- [TASK PROMPT]: Scan the material for the word "description", then return every line where it appears.
+ + +
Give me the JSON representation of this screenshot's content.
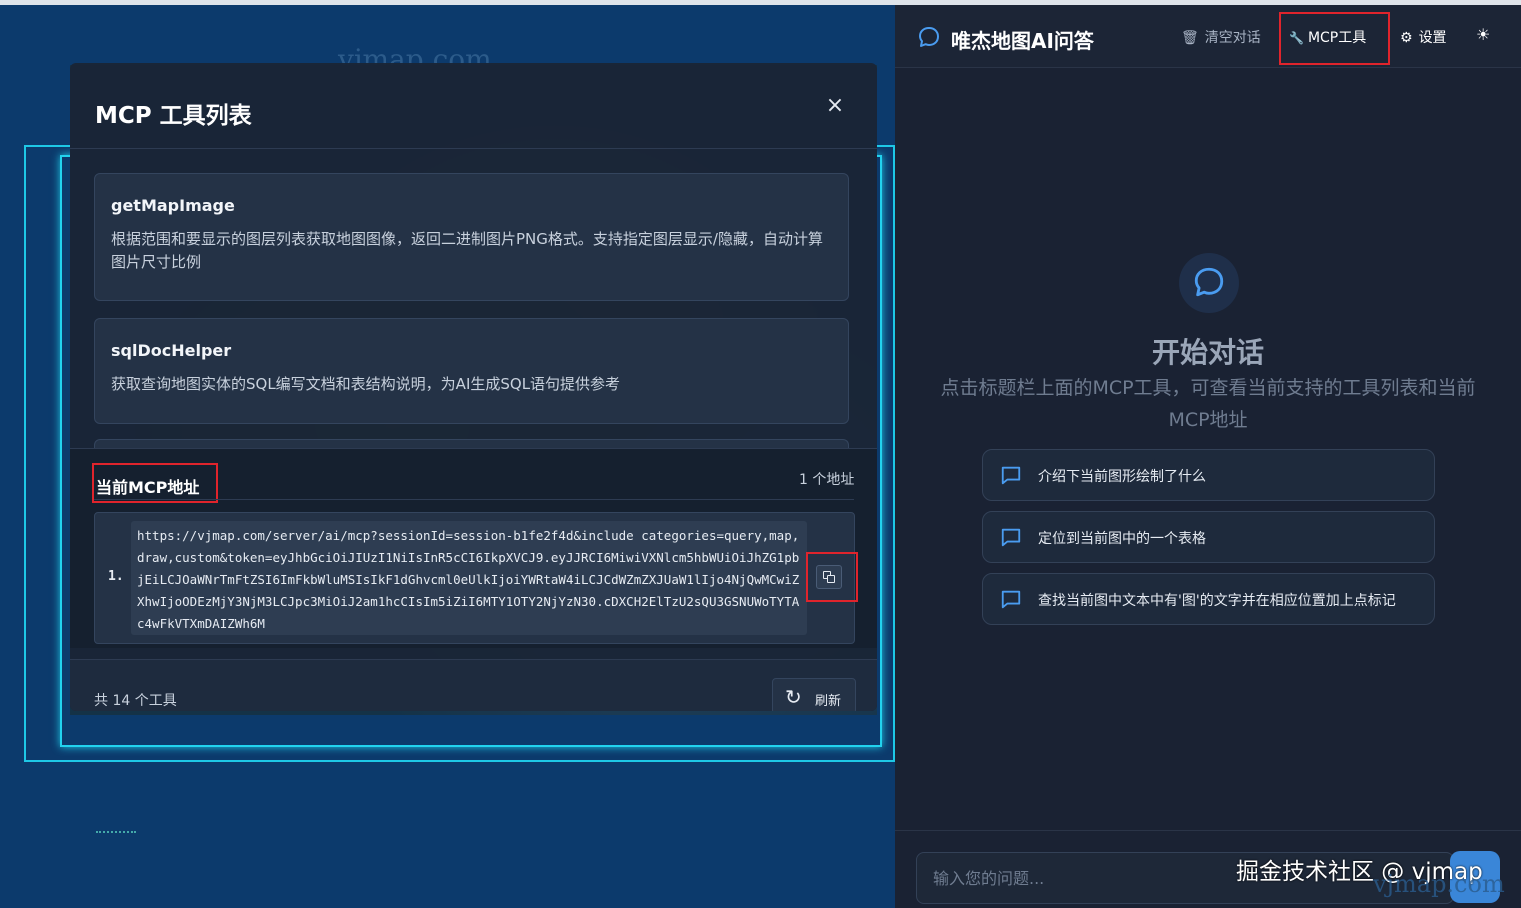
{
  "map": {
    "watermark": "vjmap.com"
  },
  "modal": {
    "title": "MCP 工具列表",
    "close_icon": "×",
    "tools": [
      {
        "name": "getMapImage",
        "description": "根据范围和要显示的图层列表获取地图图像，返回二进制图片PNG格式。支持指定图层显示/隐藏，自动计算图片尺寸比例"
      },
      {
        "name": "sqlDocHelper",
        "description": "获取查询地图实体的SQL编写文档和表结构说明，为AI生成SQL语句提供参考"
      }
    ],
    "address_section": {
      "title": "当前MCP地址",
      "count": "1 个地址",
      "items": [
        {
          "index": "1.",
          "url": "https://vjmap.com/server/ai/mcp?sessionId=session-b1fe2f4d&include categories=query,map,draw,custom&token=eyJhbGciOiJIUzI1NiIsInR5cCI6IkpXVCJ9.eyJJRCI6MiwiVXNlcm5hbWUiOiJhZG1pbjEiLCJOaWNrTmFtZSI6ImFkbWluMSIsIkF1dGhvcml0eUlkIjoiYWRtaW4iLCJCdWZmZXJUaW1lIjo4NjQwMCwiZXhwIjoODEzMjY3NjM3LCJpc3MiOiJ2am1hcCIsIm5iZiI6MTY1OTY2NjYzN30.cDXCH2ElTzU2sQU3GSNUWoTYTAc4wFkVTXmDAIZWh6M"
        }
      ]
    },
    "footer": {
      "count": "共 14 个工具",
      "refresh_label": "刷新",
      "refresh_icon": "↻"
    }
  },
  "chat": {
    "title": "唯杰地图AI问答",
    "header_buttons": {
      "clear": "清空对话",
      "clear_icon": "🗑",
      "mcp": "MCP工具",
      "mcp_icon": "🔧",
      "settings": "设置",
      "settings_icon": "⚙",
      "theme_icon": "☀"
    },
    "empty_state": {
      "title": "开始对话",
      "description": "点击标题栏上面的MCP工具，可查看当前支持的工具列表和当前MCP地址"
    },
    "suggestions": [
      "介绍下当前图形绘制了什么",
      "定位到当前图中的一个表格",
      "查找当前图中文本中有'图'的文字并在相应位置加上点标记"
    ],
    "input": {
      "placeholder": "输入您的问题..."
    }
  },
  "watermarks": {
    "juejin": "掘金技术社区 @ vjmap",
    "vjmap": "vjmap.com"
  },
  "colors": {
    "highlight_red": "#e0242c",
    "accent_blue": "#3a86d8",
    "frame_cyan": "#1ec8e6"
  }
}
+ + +
- [TASK RESPONSE]:
        "description": "根据范围和要显示的图层列表获取地图图像，返回二进制图片PNG格式。支持指定图层显示/隐藏，自动计算图片尺寸比例"
        "description": "获取查询地图实体的SQL编写文档和表结构说明，为AI生成SQL语句提供参考"
      "description": "点击标题栏上面的MCP工具，可查看当前支持的工具列表和当前MCP地址"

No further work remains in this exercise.